Word for word, and without a single picture, repeat the entries.
(Data for this task begins)
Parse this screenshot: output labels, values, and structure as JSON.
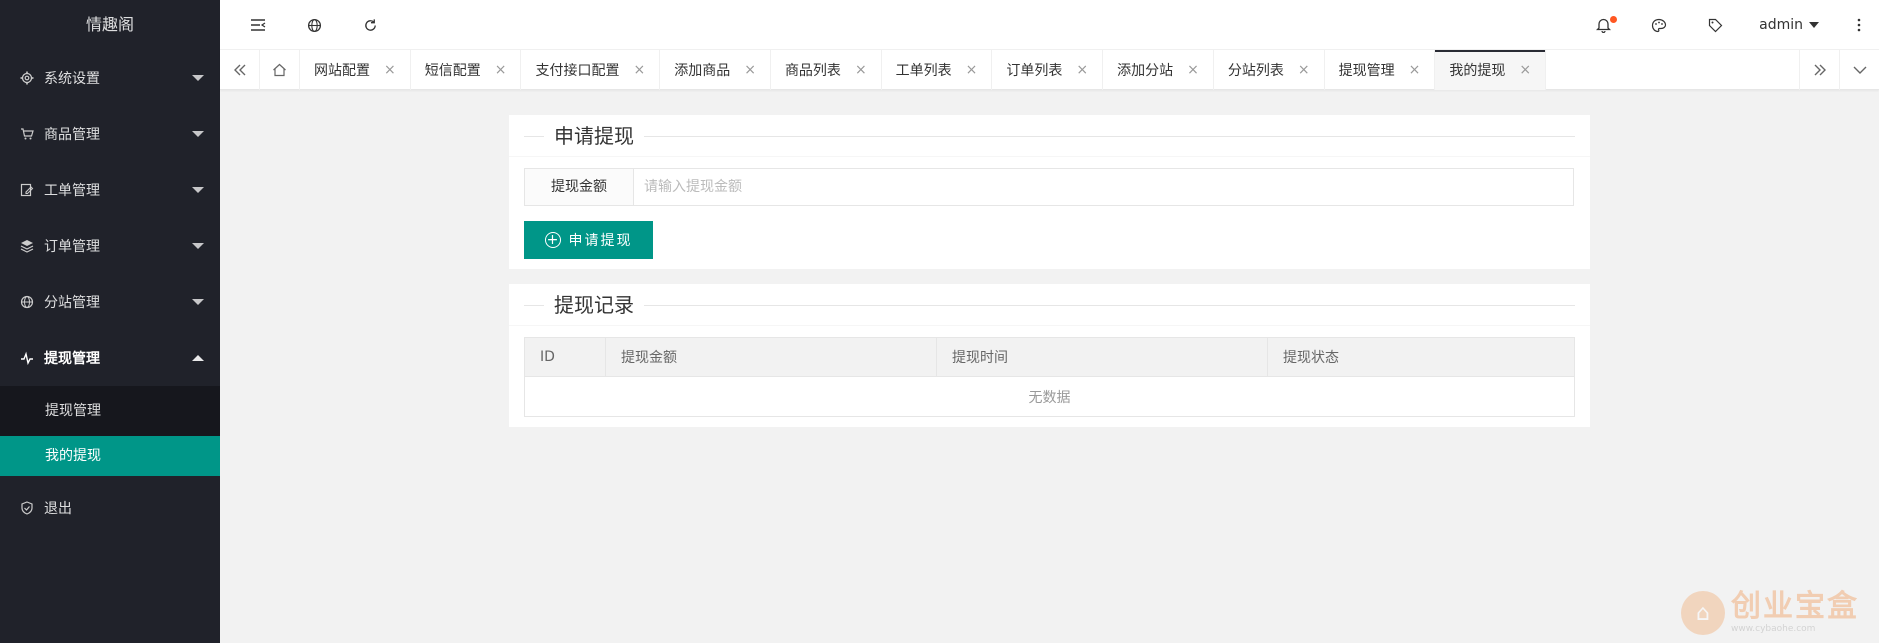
{
  "sidebar": {
    "brand": "情趣阁",
    "items": [
      {
        "label": "系统设置",
        "icon": "gear-icon"
      },
      {
        "label": "商品管理",
        "icon": "cart-icon"
      },
      {
        "label": "工单管理",
        "icon": "edit-icon"
      },
      {
        "label": "订单管理",
        "icon": "layers-icon"
      },
      {
        "label": "分站管理",
        "icon": "globe-icon"
      },
      {
        "label": "提现管理",
        "icon": "pulse-icon"
      }
    ],
    "sub_items": [
      {
        "label": "提现管理"
      },
      {
        "label": "我的提现"
      }
    ],
    "logout": "退出"
  },
  "header": {
    "user": "admin"
  },
  "tabs": [
    "网站配置",
    "短信配置",
    "支付接口配置",
    "添加商品",
    "商品列表",
    "工单列表",
    "订单列表",
    "添加分站",
    "分站列表",
    "提现管理",
    "我的提现"
  ],
  "apply": {
    "title": "申请提现",
    "amount_label": "提现金额",
    "amount_placeholder": "请输入提现金额",
    "amount_value": "",
    "submit_label": "申请提现"
  },
  "records": {
    "title": "提现记录",
    "columns": [
      "ID",
      "提现金额",
      "提现时间",
      "提现状态"
    ],
    "empty_text": "无数据"
  },
  "watermark": {
    "brand": "创业宝盒",
    "url": "www.cybaohe.com"
  },
  "colors": {
    "sidebar_bg": "#20222a",
    "accent": "#009688",
    "notify_dot": "#ff5722"
  }
}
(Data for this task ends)
§ **Result of the task**:
Parse this screenshot: output labels, values, and structure as JSON.
{
  "sidebar": {
    "brand": "情趣阁",
    "items": [
      {
        "label": "系统设置",
        "icon": "gear-icon"
      },
      {
        "label": "商品管理",
        "icon": "cart-icon"
      },
      {
        "label": "工单管理",
        "icon": "edit-icon"
      },
      {
        "label": "订单管理",
        "icon": "layers-icon"
      },
      {
        "label": "分站管理",
        "icon": "globe-icon"
      },
      {
        "label": "提现管理",
        "icon": "pulse-icon"
      }
    ],
    "sub_items": [
      {
        "label": "提现管理"
      },
      {
        "label": "我的提现"
      }
    ],
    "logout": "退出"
  },
  "header": {
    "user": "admin"
  },
  "tabs": [
    "网站配置",
    "短信配置",
    "支付接口配置",
    "添加商品",
    "商品列表",
    "工单列表",
    "订单列表",
    "添加分站",
    "分站列表",
    "提现管理",
    "我的提现"
  ],
  "apply": {
    "title": "申请提现",
    "amount_label": "提现金额",
    "amount_placeholder": "请输入提现金额",
    "amount_value": "",
    "submit_label": "申请提现"
  },
  "records": {
    "title": "提现记录",
    "columns": [
      "ID",
      "提现金额",
      "提现时间",
      "提现状态"
    ],
    "empty_text": "无数据"
  },
  "watermark": {
    "brand": "创业宝盒",
    "url": "www.cybaohe.com"
  },
  "colors": {
    "sidebar_bg": "#20222a",
    "accent": "#009688",
    "notify_dot": "#ff5722"
  }
}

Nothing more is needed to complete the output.